Start of Materials provided

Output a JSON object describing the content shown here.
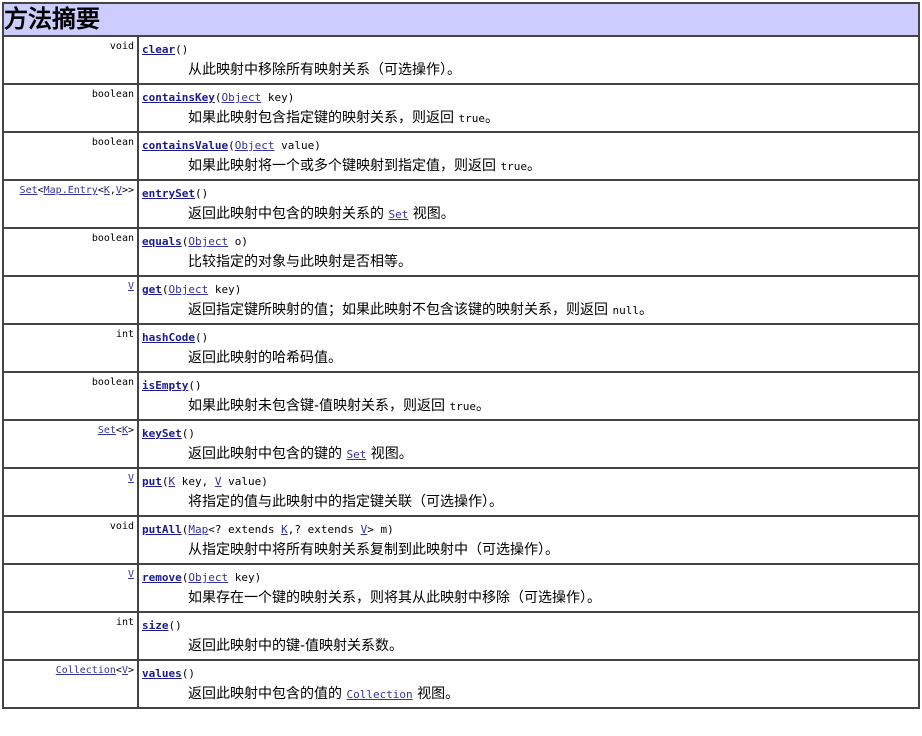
{
  "title": "方法摘要",
  "methods": [
    {
      "type": [
        {
          "t": "void"
        }
      ],
      "name": "clear",
      "sig": [
        {
          "t": "()"
        }
      ],
      "desc": [
        {
          "t": "从此映射中移除所有映射关系（可选操作）。"
        }
      ]
    },
    {
      "type": [
        {
          "t": "boolean"
        }
      ],
      "name": "containsKey",
      "sig": [
        {
          "t": "("
        },
        {
          "t": "Object",
          "link": true
        },
        {
          "t": "  key)"
        }
      ],
      "desc": [
        {
          "t": "如果此映射包含指定键的映射关系，则返回 "
        },
        {
          "t": "true",
          "mono": true
        },
        {
          "t": "。"
        }
      ]
    },
    {
      "type": [
        {
          "t": "boolean"
        }
      ],
      "name": "containsValue",
      "sig": [
        {
          "t": "("
        },
        {
          "t": "Object",
          "link": true
        },
        {
          "t": "  value)"
        }
      ],
      "desc": [
        {
          "t": "如果此映射将一个或多个键映射到指定值，则返回 "
        },
        {
          "t": "true",
          "mono": true
        },
        {
          "t": "。"
        }
      ]
    },
    {
      "type": [
        {
          "t": "Set",
          "link": true
        },
        {
          "t": "<"
        },
        {
          "t": "Map.Entry",
          "link": true
        },
        {
          "t": "<"
        },
        {
          "t": "K",
          "link": true
        },
        {
          "t": ","
        },
        {
          "t": "V",
          "link": true
        },
        {
          "t": ">>"
        }
      ],
      "name": "entrySet",
      "sig": [
        {
          "t": "()"
        }
      ],
      "desc": [
        {
          "t": "返回此映射中包含的映射关系的 "
        },
        {
          "t": "Set",
          "mono": true,
          "link": true
        },
        {
          "t": " 视图。"
        }
      ]
    },
    {
      "type": [
        {
          "t": "boolean"
        }
      ],
      "name": "equals",
      "sig": [
        {
          "t": "("
        },
        {
          "t": "Object",
          "link": true
        },
        {
          "t": "  o)"
        }
      ],
      "desc": [
        {
          "t": "比较指定的对象与此映射是否相等。"
        }
      ]
    },
    {
      "type": [
        {
          "t": "V",
          "link": true
        }
      ],
      "name": "get",
      "sig": [
        {
          "t": "("
        },
        {
          "t": "Object",
          "link": true
        },
        {
          "t": "  key)"
        }
      ],
      "desc": [
        {
          "t": "返回指定键所映射的值；如果此映射不包含该键的映射关系，则返回 "
        },
        {
          "t": "null",
          "mono": true
        },
        {
          "t": "。"
        }
      ]
    },
    {
      "type": [
        {
          "t": "int"
        }
      ],
      "name": "hashCode",
      "sig": [
        {
          "t": "()"
        }
      ],
      "desc": [
        {
          "t": "返回此映射的哈希码值。"
        }
      ]
    },
    {
      "type": [
        {
          "t": "boolean"
        }
      ],
      "name": "isEmpty",
      "sig": [
        {
          "t": "()"
        }
      ],
      "desc": [
        {
          "t": "如果此映射未包含键-值映射关系，则返回 "
        },
        {
          "t": "true",
          "mono": true
        },
        {
          "t": "。"
        }
      ]
    },
    {
      "type": [
        {
          "t": "Set",
          "link": true
        },
        {
          "t": "<"
        },
        {
          "t": "K",
          "link": true
        },
        {
          "t": ">"
        }
      ],
      "name": "keySet",
      "sig": [
        {
          "t": "()"
        }
      ],
      "desc": [
        {
          "t": "返回此映射中包含的键的 "
        },
        {
          "t": "Set",
          "mono": true,
          "link": true
        },
        {
          "t": " 视图。"
        }
      ]
    },
    {
      "type": [
        {
          "t": "V",
          "link": true
        }
      ],
      "name": "put",
      "sig": [
        {
          "t": "("
        },
        {
          "t": "K",
          "link": true
        },
        {
          "t": "  key, "
        },
        {
          "t": "V",
          "link": true
        },
        {
          "t": "  value)"
        }
      ],
      "desc": [
        {
          "t": "将指定的值与此映射中的指定键关联（可选操作）。"
        }
      ]
    },
    {
      "type": [
        {
          "t": "void"
        }
      ],
      "name": "putAll",
      "sig": [
        {
          "t": "("
        },
        {
          "t": "Map",
          "link": true
        },
        {
          "t": "<? extends "
        },
        {
          "t": "K",
          "link": true
        },
        {
          "t": ",? extends "
        },
        {
          "t": "V",
          "link": true
        },
        {
          "t": ">  m)"
        }
      ],
      "desc": [
        {
          "t": "从指定映射中将所有映射关系复制到此映射中（可选操作）。"
        }
      ]
    },
    {
      "type": [
        {
          "t": "V",
          "link": true
        }
      ],
      "name": "remove",
      "sig": [
        {
          "t": "("
        },
        {
          "t": "Object",
          "link": true
        },
        {
          "t": "  key)"
        }
      ],
      "desc": [
        {
          "t": "如果存在一个键的映射关系，则将其从此映射中移除（可选操作）。"
        }
      ]
    },
    {
      "type": [
        {
          "t": "int"
        }
      ],
      "name": "size",
      "sig": [
        {
          "t": "()"
        }
      ],
      "desc": [
        {
          "t": "返回此映射中的键-值映射关系数。"
        }
      ]
    },
    {
      "type": [
        {
          "t": "Collection",
          "link": true
        },
        {
          "t": "<"
        },
        {
          "t": "V",
          "link": true
        },
        {
          "t": ">"
        }
      ],
      "name": "values",
      "sig": [
        {
          "t": "()"
        }
      ],
      "desc": [
        {
          "t": "返回此映射中包含的值的 "
        },
        {
          "t": "Collection",
          "mono": true,
          "link": true
        },
        {
          "t": " 视图。"
        }
      ]
    }
  ]
}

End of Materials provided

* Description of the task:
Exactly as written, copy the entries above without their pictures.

* Written solution:
Output a JSON object describing the content shown here.
{
  "title": "方法摘要",
  "methods": [
    {
      "type": [
        {
          "t": "void"
        }
      ],
      "name": "clear",
      "sig": [
        {
          "t": "()"
        }
      ],
      "desc": [
        {
          "t": "从此映射中移除所有映射关系（可选操作）。"
        }
      ]
    },
    {
      "type": [
        {
          "t": "boolean"
        }
      ],
      "name": "containsKey",
      "sig": [
        {
          "t": "("
        },
        {
          "t": "Object",
          "link": true
        },
        {
          "t": "  key)"
        }
      ],
      "desc": [
        {
          "t": "如果此映射包含指定键的映射关系，则返回 "
        },
        {
          "t": "true",
          "mono": true
        },
        {
          "t": "。"
        }
      ]
    },
    {
      "type": [
        {
          "t": "boolean"
        }
      ],
      "name": "containsValue",
      "sig": [
        {
          "t": "("
        },
        {
          "t": "Object",
          "link": true
        },
        {
          "t": "  value)"
        }
      ],
      "desc": [
        {
          "t": "如果此映射将一个或多个键映射到指定值，则返回 "
        },
        {
          "t": "true",
          "mono": true
        },
        {
          "t": "。"
        }
      ]
    },
    {
      "type": [
        {
          "t": "Set",
          "link": true
        },
        {
          "t": "<"
        },
        {
          "t": "Map.Entry",
          "link": true
        },
        {
          "t": "<"
        },
        {
          "t": "K",
          "link": true
        },
        {
          "t": ","
        },
        {
          "t": "V",
          "link": true
        },
        {
          "t": ">>"
        }
      ],
      "name": "entrySet",
      "sig": [
        {
          "t": "()"
        }
      ],
      "desc": [
        {
          "t": "返回此映射中包含的映射关系的 "
        },
        {
          "t": "Set",
          "mono": true,
          "link": true
        },
        {
          "t": " 视图。"
        }
      ]
    },
    {
      "type": [
        {
          "t": "boolean"
        }
      ],
      "name": "equals",
      "sig": [
        {
          "t": "("
        },
        {
          "t": "Object",
          "link": true
        },
        {
          "t": "  o)"
        }
      ],
      "desc": [
        {
          "t": "比较指定的对象与此映射是否相等。"
        }
      ]
    },
    {
      "type": [
        {
          "t": "V",
          "link": true
        }
      ],
      "name": "get",
      "sig": [
        {
          "t": "("
        },
        {
          "t": "Object",
          "link": true
        },
        {
          "t": "  key)"
        }
      ],
      "desc": [
        {
          "t": "返回指定键所映射的值；如果此映射不包含该键的映射关系，则返回 "
        },
        {
          "t": "null",
          "mono": true
        },
        {
          "t": "。"
        }
      ]
    },
    {
      "type": [
        {
          "t": "int"
        }
      ],
      "name": "hashCode",
      "sig": [
        {
          "t": "()"
        }
      ],
      "desc": [
        {
          "t": "返回此映射的哈希码值。"
        }
      ]
    },
    {
      "type": [
        {
          "t": "boolean"
        }
      ],
      "name": "isEmpty",
      "sig": [
        {
          "t": "()"
        }
      ],
      "desc": [
        {
          "t": "如果此映射未包含键-值映射关系，则返回 "
        },
        {
          "t": "true",
          "mono": true
        },
        {
          "t": "。"
        }
      ]
    },
    {
      "type": [
        {
          "t": "Set",
          "link": true
        },
        {
          "t": "<"
        },
        {
          "t": "K",
          "link": true
        },
        {
          "t": ">"
        }
      ],
      "name": "keySet",
      "sig": [
        {
          "t": "()"
        }
      ],
      "desc": [
        {
          "t": "返回此映射中包含的键的 "
        },
        {
          "t": "Set",
          "mono": true,
          "link": true
        },
        {
          "t": " 视图。"
        }
      ]
    },
    {
      "type": [
        {
          "t": "V",
          "link": true
        }
      ],
      "name": "put",
      "sig": [
        {
          "t": "("
        },
        {
          "t": "K",
          "link": true
        },
        {
          "t": "  key, "
        },
        {
          "t": "V",
          "link": true
        },
        {
          "t": "  value)"
        }
      ],
      "desc": [
        {
          "t": "将指定的值与此映射中的指定键关联（可选操作）。"
        }
      ]
    },
    {
      "type": [
        {
          "t": "void"
        }
      ],
      "name": "putAll",
      "sig": [
        {
          "t": "("
        },
        {
          "t": "Map",
          "link": true
        },
        {
          "t": "<? extends "
        },
        {
          "t": "K",
          "link": true
        },
        {
          "t": ",? extends "
        },
        {
          "t": "V",
          "link": true
        },
        {
          "t": ">  m)"
        }
      ],
      "desc": [
        {
          "t": "从指定映射中将所有映射关系复制到此映射中（可选操作）。"
        }
      ]
    },
    {
      "type": [
        {
          "t": "V",
          "link": true
        }
      ],
      "name": "remove",
      "sig": [
        {
          "t": "("
        },
        {
          "t": "Object",
          "link": true
        },
        {
          "t": "  key)"
        }
      ],
      "desc": [
        {
          "t": "如果存在一个键的映射关系，则将其从此映射中移除（可选操作）。"
        }
      ]
    },
    {
      "type": [
        {
          "t": "int"
        }
      ],
      "name": "size",
      "sig": [
        {
          "t": "()"
        }
      ],
      "desc": [
        {
          "t": "返回此映射中的键-值映射关系数。"
        }
      ]
    },
    {
      "type": [
        {
          "t": "Collection",
          "link": true
        },
        {
          "t": "<"
        },
        {
          "t": "V",
          "link": true
        },
        {
          "t": ">"
        }
      ],
      "name": "values",
      "sig": [
        {
          "t": "()"
        }
      ],
      "desc": [
        {
          "t": "返回此映射中包含的值的 "
        },
        {
          "t": "Collection",
          "mono": true,
          "link": true
        },
        {
          "t": " 视图。"
        }
      ]
    }
  ]
}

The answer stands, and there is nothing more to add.